* WHAT TO WORK ON:
All lines holding the word "Personalized" in the listing below need to be copied.

* EXERCISE INPUT:

○ ○ ○ ○

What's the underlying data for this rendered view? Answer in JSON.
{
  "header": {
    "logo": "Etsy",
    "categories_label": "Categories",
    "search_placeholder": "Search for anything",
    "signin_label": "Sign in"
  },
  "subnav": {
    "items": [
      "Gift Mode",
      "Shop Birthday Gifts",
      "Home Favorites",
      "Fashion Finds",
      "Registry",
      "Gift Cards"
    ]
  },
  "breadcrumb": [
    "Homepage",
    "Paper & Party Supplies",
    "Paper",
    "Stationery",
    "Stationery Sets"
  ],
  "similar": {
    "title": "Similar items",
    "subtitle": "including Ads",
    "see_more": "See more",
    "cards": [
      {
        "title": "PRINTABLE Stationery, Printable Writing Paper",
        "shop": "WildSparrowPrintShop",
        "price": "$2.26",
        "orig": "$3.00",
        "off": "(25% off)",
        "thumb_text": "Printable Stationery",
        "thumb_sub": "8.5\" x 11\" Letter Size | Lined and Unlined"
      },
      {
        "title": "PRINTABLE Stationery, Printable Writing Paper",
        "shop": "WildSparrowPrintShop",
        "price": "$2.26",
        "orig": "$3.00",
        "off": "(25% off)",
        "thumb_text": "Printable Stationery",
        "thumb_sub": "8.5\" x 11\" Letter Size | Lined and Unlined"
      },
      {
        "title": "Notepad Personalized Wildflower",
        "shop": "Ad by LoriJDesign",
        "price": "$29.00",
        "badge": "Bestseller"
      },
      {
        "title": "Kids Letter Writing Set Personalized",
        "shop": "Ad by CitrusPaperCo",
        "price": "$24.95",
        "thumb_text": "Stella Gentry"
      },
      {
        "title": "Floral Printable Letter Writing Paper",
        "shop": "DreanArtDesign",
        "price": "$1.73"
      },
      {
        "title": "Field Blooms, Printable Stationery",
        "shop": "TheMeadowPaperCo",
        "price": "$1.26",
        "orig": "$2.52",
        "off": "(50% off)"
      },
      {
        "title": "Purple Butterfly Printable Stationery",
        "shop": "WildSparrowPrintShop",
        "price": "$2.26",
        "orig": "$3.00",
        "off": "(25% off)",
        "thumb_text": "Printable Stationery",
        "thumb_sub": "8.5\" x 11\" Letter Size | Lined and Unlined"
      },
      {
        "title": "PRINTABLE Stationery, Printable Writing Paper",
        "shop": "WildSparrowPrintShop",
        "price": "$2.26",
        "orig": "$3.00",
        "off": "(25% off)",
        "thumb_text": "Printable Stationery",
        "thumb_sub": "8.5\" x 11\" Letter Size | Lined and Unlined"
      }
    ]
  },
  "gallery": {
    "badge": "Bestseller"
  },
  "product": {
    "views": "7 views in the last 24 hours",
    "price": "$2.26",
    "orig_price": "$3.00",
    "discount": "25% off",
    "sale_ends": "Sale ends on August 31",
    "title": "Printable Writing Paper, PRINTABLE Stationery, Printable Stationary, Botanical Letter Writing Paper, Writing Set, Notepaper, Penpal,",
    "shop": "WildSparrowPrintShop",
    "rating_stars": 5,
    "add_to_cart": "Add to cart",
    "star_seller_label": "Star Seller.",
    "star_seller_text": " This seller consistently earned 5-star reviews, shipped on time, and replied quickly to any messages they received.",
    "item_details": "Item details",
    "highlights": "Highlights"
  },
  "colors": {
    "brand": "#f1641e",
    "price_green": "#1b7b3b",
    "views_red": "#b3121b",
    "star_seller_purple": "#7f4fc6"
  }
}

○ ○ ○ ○

* ANSWER SECTION:
        "title": "Notepad Personalized Wildflower",
        "title": "Kids Letter Writing Set Personalized",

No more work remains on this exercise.